Liverpool’s turn: Rodgers’ meeting with players evidence club is in ‘crisis’

Meetings. In the world you and I likely inhabit, they’re a chance to drink coffee, eat cookies and waste a couple of hours accomplishing nothing while everyone tells each other it’s great to have decided on a way forward. Which will then get totally changed later on by someone’s arbitrary email, necessitating another meeting and more cookies. Repeat at least weekly for several years, until fired or retired.

Sometimes there are sandwiches. Which can be quite exciting.

Not in soccer, though, because reports about “meetings” almost always have the word “crisis” bolted on to the front. Pretty much any time we hear about a manager gathering his players to talk to them, it’s going to be a “crisis meeting.” Possibly a “showdown.” Meetings are never good or routine.

Take the chat Liverpool boss Brendan Rodgers had in the wake of his side’s thrashing by Arsenal, which came in the wake of its loss to Manchester United. Liverpool is now level on points in the EPL standings with Tottenham, which is rarely good news at this time of year for a team with Champions League ambitions.

“The Anfield boss called a meeting after training at Melwood yesterday and accused several players of not playing for him. Some senior players spoke up angrily against Rodgers as they were left incensed at the accusation. Some have been left disaffected in recent weeks and now Rodgers is facing the biggest test of his reign at Anfield,” reports the Mirror, leaving unanswered the burning questions, such as whether Rodgers used a flowchart, if there was a slight delay at the start because the room was double-booked, and why isn’t the projector working?

All pure nonsense, Rodgers replied today. He loves meetings; the team loves meetings; everyone loves meetings. They’re a chance for him to use corporate-speak; of course he relishes them. “We have lots of meetings here in terms of analyzing performance and it was no different to a whole host of meetings we have all year.

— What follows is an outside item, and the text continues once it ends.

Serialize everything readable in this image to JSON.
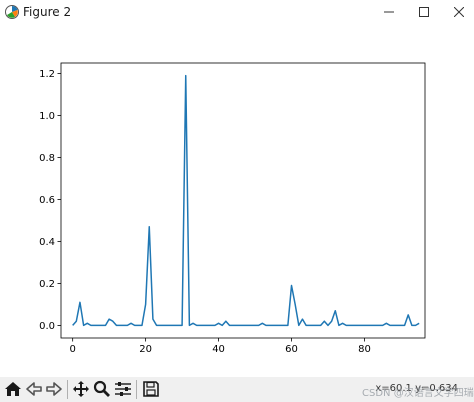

“Those meetings helped us recover from the bad start we had to win ten games out of 13. It was nothing really; it was just analyzing performance, analyzing where we are at and then feeding forward to the players,” he said according to a Press Association report on, which is now publishing news stories other than “top player does charity work,” “top player says everything is wonderful” and “Sepp Blatter saves kitten that got stuck in a cuckoo clock; in line for humanitarian of the year award”.